Start of Data for the task

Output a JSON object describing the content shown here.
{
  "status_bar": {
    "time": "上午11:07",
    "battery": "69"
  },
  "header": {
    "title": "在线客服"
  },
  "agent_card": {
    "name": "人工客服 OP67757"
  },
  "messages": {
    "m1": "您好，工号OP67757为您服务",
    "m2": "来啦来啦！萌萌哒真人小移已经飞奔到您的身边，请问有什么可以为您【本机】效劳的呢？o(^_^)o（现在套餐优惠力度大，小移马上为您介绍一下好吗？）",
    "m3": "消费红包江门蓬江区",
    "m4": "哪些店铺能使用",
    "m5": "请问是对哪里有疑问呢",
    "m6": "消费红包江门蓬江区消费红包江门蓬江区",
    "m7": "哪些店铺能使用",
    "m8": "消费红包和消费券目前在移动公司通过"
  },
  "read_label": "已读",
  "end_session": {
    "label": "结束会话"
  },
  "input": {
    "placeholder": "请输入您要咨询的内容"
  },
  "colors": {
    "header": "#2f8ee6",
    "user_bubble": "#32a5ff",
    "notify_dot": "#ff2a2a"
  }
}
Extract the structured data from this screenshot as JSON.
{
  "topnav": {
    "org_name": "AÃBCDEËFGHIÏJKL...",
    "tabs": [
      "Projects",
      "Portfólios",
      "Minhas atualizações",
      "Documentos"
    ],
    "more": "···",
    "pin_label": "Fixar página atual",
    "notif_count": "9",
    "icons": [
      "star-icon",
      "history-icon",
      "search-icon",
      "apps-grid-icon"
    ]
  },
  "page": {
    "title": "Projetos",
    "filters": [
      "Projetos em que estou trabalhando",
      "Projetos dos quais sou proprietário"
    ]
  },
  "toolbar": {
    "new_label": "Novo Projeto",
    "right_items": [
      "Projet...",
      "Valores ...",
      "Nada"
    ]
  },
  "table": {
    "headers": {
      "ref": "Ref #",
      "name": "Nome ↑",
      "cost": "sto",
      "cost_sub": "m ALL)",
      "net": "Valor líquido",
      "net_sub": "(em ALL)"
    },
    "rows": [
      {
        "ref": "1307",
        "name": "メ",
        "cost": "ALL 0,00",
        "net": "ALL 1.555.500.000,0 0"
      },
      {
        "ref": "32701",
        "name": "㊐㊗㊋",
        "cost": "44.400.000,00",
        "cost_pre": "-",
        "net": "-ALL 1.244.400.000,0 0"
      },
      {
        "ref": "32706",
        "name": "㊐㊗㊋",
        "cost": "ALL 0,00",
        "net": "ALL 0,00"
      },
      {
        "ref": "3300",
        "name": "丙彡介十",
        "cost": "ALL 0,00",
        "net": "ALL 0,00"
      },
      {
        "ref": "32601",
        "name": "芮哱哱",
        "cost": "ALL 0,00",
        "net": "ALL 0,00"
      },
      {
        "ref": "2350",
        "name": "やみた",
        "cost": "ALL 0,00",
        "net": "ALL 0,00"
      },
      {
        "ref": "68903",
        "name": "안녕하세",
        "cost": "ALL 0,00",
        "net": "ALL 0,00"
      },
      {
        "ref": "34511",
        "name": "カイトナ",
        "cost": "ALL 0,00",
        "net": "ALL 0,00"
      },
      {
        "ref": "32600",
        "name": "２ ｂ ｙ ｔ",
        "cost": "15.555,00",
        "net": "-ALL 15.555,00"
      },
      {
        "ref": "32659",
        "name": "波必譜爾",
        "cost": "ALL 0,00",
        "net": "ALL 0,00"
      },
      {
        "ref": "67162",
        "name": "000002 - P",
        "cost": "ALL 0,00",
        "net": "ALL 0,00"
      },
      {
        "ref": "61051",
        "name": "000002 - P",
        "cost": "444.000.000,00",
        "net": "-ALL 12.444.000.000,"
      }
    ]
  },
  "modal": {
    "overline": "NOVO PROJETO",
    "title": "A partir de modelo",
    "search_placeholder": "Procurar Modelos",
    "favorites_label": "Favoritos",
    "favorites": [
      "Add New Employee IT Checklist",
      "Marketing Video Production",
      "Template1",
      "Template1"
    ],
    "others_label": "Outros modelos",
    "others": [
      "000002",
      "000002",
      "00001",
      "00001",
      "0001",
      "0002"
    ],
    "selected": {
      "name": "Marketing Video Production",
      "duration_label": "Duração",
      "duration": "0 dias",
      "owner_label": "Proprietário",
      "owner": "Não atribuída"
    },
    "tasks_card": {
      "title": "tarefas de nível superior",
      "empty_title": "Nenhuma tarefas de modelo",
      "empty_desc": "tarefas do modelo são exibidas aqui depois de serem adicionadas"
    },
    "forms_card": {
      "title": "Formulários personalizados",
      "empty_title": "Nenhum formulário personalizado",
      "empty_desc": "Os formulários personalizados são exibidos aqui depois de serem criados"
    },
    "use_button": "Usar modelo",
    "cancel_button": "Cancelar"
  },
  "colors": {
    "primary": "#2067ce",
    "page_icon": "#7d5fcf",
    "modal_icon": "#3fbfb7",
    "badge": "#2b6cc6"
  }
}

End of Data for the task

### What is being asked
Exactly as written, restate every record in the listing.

### Problem solution
Output a JSON object describing the content shown here.
{
  "status_bar": {
    "time": "上午11:07",
    "battery": "69"
  },
  "header": {
    "title": "在线客服"
  },
  "agent_card": {
    "name": "人工客服 OP67757"
  },
  "messages": {
    "m1": "您好，工号OP67757为您服务",
    "m2": "来啦来啦！萌萌哒真人小移已经飞奔到您的身边，请问有什么可以为您【本机】效劳的呢？o(^_^)o（现在套餐优惠力度大，小移马上为您介绍一下好吗？）",
    "m3": "消费红包江门蓬江区",
    "m4": "哪些店铺能使用",
    "m5": "请问是对哪里有疑问呢",
    "m6": "消费红包江门蓬江区消费红包江门蓬江区",
    "m7": "哪些店铺能使用",
    "m8": "消费红包和消费券目前在移动公司通过"
  },
  "read_label": "已读",
  "end_session": {
    "label": "结束会话"
  },
  "input": {
    "placeholder": "请输入您要咨询的内容"
  },
  "colors": {
    "header": "#2f8ee6",
    "user_bubble": "#32a5ff",
    "notify_dot": "#ff2a2a"
  }
}
Extract the structured data from this screenshot as JSON.
{
  "topnav": {
    "org_name": "AÃBCDEËFGHIÏJKL...",
    "tabs": [
      "Projects",
      "Portfólios",
      "Minhas atualizações",
      "Documentos"
    ],
    "more": "···",
    "pin_label": "Fixar página atual",
    "notif_count": "9",
    "icons": [
      "star-icon",
      "history-icon",
      "search-icon",
      "apps-grid-icon"
    ]
  },
  "page": {
    "title": "Projetos",
    "filters": [
      "Projetos em que estou trabalhando",
      "Projetos dos quais sou proprietário"
    ]
  },
  "toolbar": {
    "new_label": "Novo Projeto",
    "right_items": [
      "Projet...",
      "Valores ...",
      "Nada"
    ]
  },
  "table": {
    "headers": {
      "ref": "Ref #",
      "name": "Nome ↑",
      "cost": "sto",
      "cost_sub": "m ALL)",
      "net": "Valor líquido",
      "net_sub": "(em ALL)"
    },
    "rows": [
      {
        "ref": "1307",
        "name": "メ",
        "cost": "ALL 0,00",
        "net": "ALL 1.555.500.000,0 0"
      },
      {
        "ref": "32701",
        "name": "㊐㊗㊋",
        "cost": "44.400.000,00",
        "cost_pre": "-",
        "net": "-ALL 1.244.400.000,0 0"
      },
      {
        "ref": "32706",
        "name": "㊐㊗㊋",
        "cost": "ALL 0,00",
        "net": "ALL 0,00"
      },
      {
        "ref": "3300",
        "name": "丙彡介十",
        "cost": "ALL 0,00",
        "net": "ALL 0,00"
      },
      {
        "ref": "32601",
        "name": "芮哱哱",
        "cost": "ALL 0,00",
        "net": "ALL 0,00"
      },
      {
        "ref": "2350",
        "name": "やみた",
        "cost": "ALL 0,00",
        "net": "ALL 0,00"
      },
      {
        "ref": "68903",
        "name": "안녕하세",
        "cost": "ALL 0,00",
        "net": "ALL 0,00"
      },
      {
        "ref": "34511",
        "name": "カイトナ",
        "cost": "ALL 0,00",
        "net": "ALL 0,00"
      },
      {
        "ref": "32600",
        "name": "２ ｂ ｙ ｔ",
        "cost": "15.555,00",
        "net": "-ALL 15.555,00"
      },
      {
        "ref": "32659",
        "name": "波必譜爾",
        "cost": "ALL 0,00",
        "net": "ALL 0,00"
      },
      {
        "ref": "67162",
        "name": "000002 - P",
        "cost": "ALL 0,00",
        "net": "ALL 0,00"
      },
      {
        "ref": "61051",
        "name": "000002 - P",
        "cost": "444.000.000,00",
        "net": "-ALL 12.444.000.000,"
      }
    ]
  },
  "modal": {
    "overline": "NOVO PROJETO",
    "title": "A partir de modelo",
    "search_placeholder": "Procurar Modelos",
    "favorites_label": "Favoritos",
    "favorites": [
      "Add New Employee IT Checklist",
      "Marketing Video Production",
      "Template1",
      "Template1"
    ],
    "others_label": "Outros modelos",
    "others": [
      "000002",
      "000002",
      "00001",
      "00001",
      "0001",
      "0002"
    ],
    "selected": {
      "name": "Marketing Video Production",
      "duration_label": "Duração",
      "duration": "0 dias",
      "owner_label": "Proprietário",
      "owner": "Não atribuída"
    },
    "tasks_card": {
      "title": "tarefas de nível superior",
      "empty_title": "Nenhuma tarefas de modelo",
      "empty_desc": "tarefas do modelo são exibidas aqui depois de serem adicionadas"
    },
    "forms_card": {
      "title": "Formulários personalizados",
      "empty_title": "Nenhum formulário personalizado",
      "empty_desc": "Os formulários personalizados são exibidos aqui depois de serem criados"
    },
    "use_button": "Usar modelo",
    "cancel_button": "Cancelar"
  },
  "colors": {
    "primary": "#2067ce",
    "page_icon": "#7d5fcf",
    "modal_icon": "#3fbfb7",
    "badge": "#2b6cc6"
  }
}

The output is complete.